Exercise instructions: Only the lines with the string "this" are needed; return each of them from the entries below.

Recorded data:
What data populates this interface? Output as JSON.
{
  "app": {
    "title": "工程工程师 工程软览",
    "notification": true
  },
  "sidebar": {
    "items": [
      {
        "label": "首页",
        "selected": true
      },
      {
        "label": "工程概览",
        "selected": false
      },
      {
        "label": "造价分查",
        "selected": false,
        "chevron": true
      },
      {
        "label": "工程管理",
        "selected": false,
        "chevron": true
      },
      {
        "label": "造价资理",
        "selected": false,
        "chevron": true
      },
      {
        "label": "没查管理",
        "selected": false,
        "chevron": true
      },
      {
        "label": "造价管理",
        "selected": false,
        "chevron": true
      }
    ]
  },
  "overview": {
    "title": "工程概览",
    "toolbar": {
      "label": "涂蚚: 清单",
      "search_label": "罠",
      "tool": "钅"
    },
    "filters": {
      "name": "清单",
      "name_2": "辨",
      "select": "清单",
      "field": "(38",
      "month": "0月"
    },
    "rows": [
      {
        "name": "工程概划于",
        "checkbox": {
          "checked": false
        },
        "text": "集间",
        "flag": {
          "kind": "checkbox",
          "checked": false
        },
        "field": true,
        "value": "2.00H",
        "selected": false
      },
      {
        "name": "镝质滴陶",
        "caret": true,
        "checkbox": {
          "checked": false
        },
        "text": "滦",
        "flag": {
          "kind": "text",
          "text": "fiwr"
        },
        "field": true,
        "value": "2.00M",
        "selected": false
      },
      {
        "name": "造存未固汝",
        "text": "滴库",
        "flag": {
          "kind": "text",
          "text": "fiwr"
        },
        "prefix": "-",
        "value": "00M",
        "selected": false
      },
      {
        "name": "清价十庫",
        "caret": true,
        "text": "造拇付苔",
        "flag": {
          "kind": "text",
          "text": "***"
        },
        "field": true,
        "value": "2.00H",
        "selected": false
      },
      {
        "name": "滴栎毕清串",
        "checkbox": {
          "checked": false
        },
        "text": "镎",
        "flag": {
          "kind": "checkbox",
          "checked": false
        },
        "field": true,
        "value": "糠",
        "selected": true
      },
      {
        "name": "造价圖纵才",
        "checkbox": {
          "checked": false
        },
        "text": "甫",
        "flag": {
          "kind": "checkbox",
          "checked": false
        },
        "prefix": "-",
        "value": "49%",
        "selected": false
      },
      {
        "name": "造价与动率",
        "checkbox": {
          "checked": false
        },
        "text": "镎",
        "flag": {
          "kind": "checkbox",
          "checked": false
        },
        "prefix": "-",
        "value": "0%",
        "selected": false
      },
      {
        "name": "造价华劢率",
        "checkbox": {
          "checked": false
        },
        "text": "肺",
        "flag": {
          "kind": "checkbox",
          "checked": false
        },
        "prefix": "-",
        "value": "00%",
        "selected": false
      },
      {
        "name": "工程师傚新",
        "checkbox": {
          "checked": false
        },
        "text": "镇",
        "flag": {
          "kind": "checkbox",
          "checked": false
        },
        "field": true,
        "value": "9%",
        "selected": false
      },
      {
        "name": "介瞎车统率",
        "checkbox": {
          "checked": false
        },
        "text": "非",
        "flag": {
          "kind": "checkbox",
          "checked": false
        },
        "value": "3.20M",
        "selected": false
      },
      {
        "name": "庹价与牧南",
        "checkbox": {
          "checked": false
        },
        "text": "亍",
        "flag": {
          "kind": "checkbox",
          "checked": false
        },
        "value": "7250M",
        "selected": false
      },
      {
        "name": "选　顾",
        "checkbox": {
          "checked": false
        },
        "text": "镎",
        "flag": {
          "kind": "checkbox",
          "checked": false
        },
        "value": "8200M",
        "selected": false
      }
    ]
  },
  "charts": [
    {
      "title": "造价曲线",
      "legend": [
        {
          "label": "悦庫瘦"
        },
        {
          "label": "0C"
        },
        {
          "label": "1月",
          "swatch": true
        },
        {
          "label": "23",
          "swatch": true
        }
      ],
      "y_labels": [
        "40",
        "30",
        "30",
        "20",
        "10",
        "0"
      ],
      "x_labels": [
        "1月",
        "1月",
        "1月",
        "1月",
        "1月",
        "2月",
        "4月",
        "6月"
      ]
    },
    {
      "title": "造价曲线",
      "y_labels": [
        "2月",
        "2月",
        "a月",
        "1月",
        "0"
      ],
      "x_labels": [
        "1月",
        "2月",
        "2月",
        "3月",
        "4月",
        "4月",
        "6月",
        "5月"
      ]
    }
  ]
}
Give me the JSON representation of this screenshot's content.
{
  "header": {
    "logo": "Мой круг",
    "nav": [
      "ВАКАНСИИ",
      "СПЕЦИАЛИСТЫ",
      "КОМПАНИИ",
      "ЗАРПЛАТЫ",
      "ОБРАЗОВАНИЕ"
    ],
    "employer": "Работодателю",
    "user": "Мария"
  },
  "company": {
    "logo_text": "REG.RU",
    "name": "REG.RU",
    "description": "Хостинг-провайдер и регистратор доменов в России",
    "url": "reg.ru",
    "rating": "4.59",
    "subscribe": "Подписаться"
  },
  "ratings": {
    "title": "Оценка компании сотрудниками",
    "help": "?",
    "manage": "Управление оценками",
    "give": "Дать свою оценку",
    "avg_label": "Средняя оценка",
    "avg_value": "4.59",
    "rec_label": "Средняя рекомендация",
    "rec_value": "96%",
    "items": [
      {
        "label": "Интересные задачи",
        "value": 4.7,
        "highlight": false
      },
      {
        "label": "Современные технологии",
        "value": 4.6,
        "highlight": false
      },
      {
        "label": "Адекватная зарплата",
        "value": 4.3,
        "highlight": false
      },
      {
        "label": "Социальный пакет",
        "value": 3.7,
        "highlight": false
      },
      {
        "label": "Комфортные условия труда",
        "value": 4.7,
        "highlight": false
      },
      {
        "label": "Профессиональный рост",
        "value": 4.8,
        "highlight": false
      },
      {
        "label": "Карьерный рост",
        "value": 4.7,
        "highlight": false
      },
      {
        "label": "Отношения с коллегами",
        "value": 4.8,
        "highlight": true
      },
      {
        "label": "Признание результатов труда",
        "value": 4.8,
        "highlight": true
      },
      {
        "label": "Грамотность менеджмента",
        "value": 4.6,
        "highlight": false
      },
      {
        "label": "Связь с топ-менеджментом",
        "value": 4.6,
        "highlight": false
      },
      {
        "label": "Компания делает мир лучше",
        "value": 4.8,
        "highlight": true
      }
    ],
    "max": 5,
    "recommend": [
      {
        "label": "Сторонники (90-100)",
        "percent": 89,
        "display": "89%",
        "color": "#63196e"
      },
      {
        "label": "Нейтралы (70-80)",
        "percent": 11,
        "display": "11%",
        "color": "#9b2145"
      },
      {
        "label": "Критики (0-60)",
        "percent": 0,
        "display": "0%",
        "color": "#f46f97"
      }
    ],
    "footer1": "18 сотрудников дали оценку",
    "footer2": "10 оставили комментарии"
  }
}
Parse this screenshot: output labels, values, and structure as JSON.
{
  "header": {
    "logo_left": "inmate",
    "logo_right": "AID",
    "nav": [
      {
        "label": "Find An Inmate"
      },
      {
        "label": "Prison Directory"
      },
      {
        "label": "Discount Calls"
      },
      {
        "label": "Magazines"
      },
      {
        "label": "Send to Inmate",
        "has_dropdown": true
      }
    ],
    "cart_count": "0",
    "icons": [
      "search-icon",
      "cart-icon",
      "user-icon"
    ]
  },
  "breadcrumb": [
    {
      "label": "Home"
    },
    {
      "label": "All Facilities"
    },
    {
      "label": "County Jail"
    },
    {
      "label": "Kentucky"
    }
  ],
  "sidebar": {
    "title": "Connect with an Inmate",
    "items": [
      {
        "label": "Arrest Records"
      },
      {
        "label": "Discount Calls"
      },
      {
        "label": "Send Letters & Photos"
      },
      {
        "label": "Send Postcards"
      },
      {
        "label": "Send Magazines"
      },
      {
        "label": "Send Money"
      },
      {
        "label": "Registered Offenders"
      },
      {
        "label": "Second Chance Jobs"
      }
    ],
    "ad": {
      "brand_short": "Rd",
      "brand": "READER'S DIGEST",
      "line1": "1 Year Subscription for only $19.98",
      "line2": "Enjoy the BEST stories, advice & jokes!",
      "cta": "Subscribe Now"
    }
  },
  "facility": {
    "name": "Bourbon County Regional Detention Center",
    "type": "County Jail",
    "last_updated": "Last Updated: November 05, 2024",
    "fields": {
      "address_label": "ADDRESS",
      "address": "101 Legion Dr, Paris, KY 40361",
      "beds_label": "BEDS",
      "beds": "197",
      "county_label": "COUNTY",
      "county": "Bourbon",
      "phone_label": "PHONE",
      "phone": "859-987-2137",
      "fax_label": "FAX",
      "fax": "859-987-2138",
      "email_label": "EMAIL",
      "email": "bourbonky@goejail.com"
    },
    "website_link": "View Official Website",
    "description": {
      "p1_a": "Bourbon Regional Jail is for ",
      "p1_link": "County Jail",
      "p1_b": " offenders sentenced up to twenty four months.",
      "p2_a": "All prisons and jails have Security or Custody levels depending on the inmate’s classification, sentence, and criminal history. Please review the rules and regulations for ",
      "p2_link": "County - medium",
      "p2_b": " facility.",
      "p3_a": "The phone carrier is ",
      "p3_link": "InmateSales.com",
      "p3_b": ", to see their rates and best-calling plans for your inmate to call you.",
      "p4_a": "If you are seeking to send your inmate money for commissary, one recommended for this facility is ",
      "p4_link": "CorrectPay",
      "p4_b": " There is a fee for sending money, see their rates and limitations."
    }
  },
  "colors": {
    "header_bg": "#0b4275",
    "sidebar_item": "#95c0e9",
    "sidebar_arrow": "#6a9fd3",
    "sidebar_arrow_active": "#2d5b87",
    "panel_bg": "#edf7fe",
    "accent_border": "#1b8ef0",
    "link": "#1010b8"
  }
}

Finished task:
What data populates this interface? Output as JSON.
Give me the JSON representation of this screenshot's content.
Parse this screenshot: output labels, values, and structure as JSON.
      "p4_a": "If you are seeking to send your inmate money for commissary, one recommended for this facility is ",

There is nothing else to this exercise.